Give the data again in full, exactly as written below.

[Saved entries]
+--

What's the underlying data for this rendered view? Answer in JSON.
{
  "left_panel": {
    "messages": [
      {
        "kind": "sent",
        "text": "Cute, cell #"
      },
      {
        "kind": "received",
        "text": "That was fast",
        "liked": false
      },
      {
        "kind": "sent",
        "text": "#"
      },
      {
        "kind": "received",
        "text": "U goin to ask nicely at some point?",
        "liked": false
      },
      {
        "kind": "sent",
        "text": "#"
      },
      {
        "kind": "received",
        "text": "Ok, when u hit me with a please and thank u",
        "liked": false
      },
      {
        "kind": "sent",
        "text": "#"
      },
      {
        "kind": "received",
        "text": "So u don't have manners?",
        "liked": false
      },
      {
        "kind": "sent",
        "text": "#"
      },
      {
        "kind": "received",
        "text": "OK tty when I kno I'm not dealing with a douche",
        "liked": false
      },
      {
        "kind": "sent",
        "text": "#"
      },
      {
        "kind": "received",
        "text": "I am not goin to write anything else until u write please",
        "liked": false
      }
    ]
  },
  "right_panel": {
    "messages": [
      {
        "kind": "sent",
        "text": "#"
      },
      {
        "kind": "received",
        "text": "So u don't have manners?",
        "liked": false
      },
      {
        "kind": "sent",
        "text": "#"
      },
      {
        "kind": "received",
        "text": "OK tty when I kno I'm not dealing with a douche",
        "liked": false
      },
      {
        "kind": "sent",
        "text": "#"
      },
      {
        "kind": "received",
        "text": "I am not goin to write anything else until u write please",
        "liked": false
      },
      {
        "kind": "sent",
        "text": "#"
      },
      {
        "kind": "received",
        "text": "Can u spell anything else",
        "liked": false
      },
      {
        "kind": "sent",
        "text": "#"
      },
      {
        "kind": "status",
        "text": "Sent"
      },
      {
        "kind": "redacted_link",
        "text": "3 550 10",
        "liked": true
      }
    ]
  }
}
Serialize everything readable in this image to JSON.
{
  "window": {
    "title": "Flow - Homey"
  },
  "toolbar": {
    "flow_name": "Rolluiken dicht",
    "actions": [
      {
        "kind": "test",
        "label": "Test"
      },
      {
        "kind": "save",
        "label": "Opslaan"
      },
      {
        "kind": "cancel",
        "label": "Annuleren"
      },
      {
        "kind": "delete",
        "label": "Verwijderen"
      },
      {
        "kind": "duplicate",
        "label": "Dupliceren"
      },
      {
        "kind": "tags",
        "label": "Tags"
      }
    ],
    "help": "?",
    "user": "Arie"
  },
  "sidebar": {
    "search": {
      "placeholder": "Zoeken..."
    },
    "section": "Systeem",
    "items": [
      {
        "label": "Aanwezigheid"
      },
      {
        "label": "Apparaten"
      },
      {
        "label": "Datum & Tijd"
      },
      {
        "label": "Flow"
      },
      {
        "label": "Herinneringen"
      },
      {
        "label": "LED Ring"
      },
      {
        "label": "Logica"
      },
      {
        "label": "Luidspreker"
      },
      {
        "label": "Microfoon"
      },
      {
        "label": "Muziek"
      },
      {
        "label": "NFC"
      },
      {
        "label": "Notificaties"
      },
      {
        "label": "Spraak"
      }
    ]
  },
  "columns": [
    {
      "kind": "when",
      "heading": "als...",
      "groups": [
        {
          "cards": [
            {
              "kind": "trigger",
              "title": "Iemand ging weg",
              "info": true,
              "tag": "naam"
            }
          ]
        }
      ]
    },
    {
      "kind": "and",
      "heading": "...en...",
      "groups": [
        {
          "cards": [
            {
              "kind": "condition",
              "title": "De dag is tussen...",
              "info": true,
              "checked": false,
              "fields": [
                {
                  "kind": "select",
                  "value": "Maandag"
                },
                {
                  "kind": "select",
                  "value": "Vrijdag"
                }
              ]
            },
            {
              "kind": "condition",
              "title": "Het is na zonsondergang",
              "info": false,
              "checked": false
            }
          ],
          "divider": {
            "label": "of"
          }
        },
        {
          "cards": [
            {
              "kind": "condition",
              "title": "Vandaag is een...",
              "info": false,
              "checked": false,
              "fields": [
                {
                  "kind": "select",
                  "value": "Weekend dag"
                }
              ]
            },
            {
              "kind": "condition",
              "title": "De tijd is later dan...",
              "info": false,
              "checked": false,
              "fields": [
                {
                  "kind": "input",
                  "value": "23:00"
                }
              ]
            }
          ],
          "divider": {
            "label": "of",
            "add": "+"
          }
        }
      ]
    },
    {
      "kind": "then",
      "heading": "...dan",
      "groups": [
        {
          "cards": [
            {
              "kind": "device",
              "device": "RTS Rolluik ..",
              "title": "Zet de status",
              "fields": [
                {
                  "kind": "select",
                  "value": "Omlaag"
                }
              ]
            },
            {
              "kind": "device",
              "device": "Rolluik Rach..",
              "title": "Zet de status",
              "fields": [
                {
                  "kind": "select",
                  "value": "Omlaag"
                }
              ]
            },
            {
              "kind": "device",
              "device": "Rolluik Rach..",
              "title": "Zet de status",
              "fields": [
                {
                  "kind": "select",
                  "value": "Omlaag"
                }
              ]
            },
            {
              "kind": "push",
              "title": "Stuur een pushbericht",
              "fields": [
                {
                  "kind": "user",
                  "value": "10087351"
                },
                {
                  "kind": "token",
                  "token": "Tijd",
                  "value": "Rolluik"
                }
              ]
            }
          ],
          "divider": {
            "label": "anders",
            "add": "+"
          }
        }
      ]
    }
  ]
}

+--

**Written reply**
What's the underlying data for this rendered view? Answer in JSON.
{
  "left_panel": {
    "messages": [
      {
        "kind": "sent",
        "text": "Cute, cell #"
      },
      {
        "kind": "received",
        "text": "That was fast",
        "liked": false
      },
      {
        "kind": "sent",
        "text": "#"
      },
      {
        "kind": "received",
        "text": "U goin to ask nicely at some point?",
        "liked": false
      },
      {
        "kind": "sent",
        "text": "#"
      },
      {
        "kind": "received",
        "text": "Ok, when u hit me with a please and thank u",
        "liked": false
      },
      {
        "kind": "sent",
        "text": "#"
      },
      {
        "kind": "received",
        "text": "So u don't have manners?",
        "liked": false
      },
      {
        "kind": "sent",
        "text": "#"
      },
      {
        "kind": "received",
        "text": "OK tty when I kno I'm not dealing with a douche",
        "liked": false
      },
      {
        "kind": "sent",
        "text": "#"
      },
      {
        "kind": "received",
        "text": "I am not goin to write anything else until u write please",
        "liked": false
      }
    ]
  },
  "right_panel": {
    "messages": [
      {
        "kind": "sent",
        "text": "#"
      },
      {
        "kind": "received",
        "text": "So u don't have manners?",
        "liked": false
      },
      {
        "kind": "sent",
        "text": "#"
      },
      {
        "kind": "received",
        "text": "OK tty when I kno I'm not dealing with a douche",
        "liked": false
      },
      {
        "kind": "sent",
        "text": "#"
      },
      {
        "kind": "received",
        "text": "I am not goin to write anything else until u write please",
        "liked": false
      },
      {
        "kind": "sent",
        "text": "#"
      },
      {
        "kind": "received",
        "text": "Can u spell anything else",
        "liked": false
      },
      {
        "kind": "sent",
        "text": "#"
      },
      {
        "kind": "status",
        "text": "Sent"
      },
      {
        "kind": "redacted_link",
        "text": "3 550 10",
        "liked": true
      }
    ]
  }
}
Serialize everything readable in this image to JSON.
{
  "window": {
    "title": "Flow - Homey"
  },
  "toolbar": {
    "flow_name": "Rolluiken dicht",
    "actions": [
      {
        "kind": "test",
        "label": "Test"
      },
      {
        "kind": "save",
        "label": "Opslaan"
      },
      {
        "kind": "cancel",
        "label": "Annuleren"
      },
      {
        "kind": "delete",
        "label": "Verwijderen"
      },
      {
        "kind": "duplicate",
        "label": "Dupliceren"
      },
      {
        "kind": "tags",
        "label": "Tags"
      }
    ],
    "help": "?",
    "user": "Arie"
  },
  "sidebar": {
    "search": {
      "placeholder": "Zoeken..."
    },
    "section": "Systeem",
    "items": [
      {
        "label": "Aanwezigheid"
      },
      {
        "label": "Apparaten"
      },
      {
        "label": "Datum & Tijd"
      },
      {
        "label": "Flow"
      },
      {
        "label": "Herinneringen"
      },
      {
        "label": "LED Ring"
      },
      {
        "label": "Logica"
      },
      {
        "label": "Luidspreker"
      },
      {
        "label": "Microfoon"
      },
      {
        "label": "Muziek"
      },
      {
        "label": "NFC"
      },
      {
        "label": "Notificaties"
      },
      {
        "label": "Spraak"
      }
    ]
  },
  "columns": [
    {
      "kind": "when",
      "heading": "als...",
      "groups": [
        {
          "cards": [
            {
              "kind": "trigger",
              "title": "Iemand ging weg",
              "info": true,
              "tag": "naam"
            }
          ]
        }
      ]
    },
    {
      "kind": "and",
      "heading": "...en...",
      "groups": [
        {
          "cards": [
            {
              "kind": "condition",
              "title": "De dag is tussen...",
              "info": true,
              "checked": false,
              "fields": [
                {
                  "kind": "select",
                  "value": "Maandag"
                },
                {
                  "kind": "select",
                  "value": "Vrijdag"
                }
              ]
            },
            {
              "kind": "condition",
              "title": "Het is na zonsondergang",
              "info": false,
              "checked": false
            }
          ],
          "divider": {
            "label": "of"
          }
        },
        {
          "cards": [
            {
              "kind": "condition",
              "title": "Vandaag is een...",
              "info": false,
              "checked": false,
              "fields": [
                {
                  "kind": "select",
                  "value": "Weekend dag"
                }
              ]
            },
            {
              "kind": "condition",
              "title": "De tijd is later dan...",
              "info": false,
              "checked": false,
              "fields": [
                {
                  "kind": "input",
                  "value": "23:00"
                }
              ]
            }
          ],
          "divider": {
            "label": "of",
            "add": "+"
          }
        }
      ]
    },
    {
      "kind": "then",
      "heading": "...dan",
      "groups": [
        {
          "cards": [
            {
              "kind": "device",
              "device": "RTS Rolluik ..",
              "title": "Zet de status",
              "fields": [
                {
                  "kind": "select",
                  "value": "Omlaag"
                }
              ]
            },
            {
              "kind": "device",
              "device": "Rolluik Rach..",
              "title": "Zet de status",
              "fields": [
                {
                  "kind": "select",
                  "value": "Omlaag"
                }
              ]
            },
            {
              "kind": "device",
              "device": "Rolluik Rach..",
              "title": "Zet de status",
              "fields": [
                {
                  "kind": "select",
                  "value": "Omlaag"
                }
              ]
            },
            {
              "kind": "push",
              "title": "Stuur een pushbericht",
              "fields": [
                {
                  "kind": "user",
                  "value": "10087351"
                },
                {
                  "kind": "token",
                  "token": "Tijd",
                  "value": "Rolluik"
                }
              ]
            }
          ],
          "divider": {
            "label": "anders",
            "add": "+"
          }
        }
      ]
    }
  ]
}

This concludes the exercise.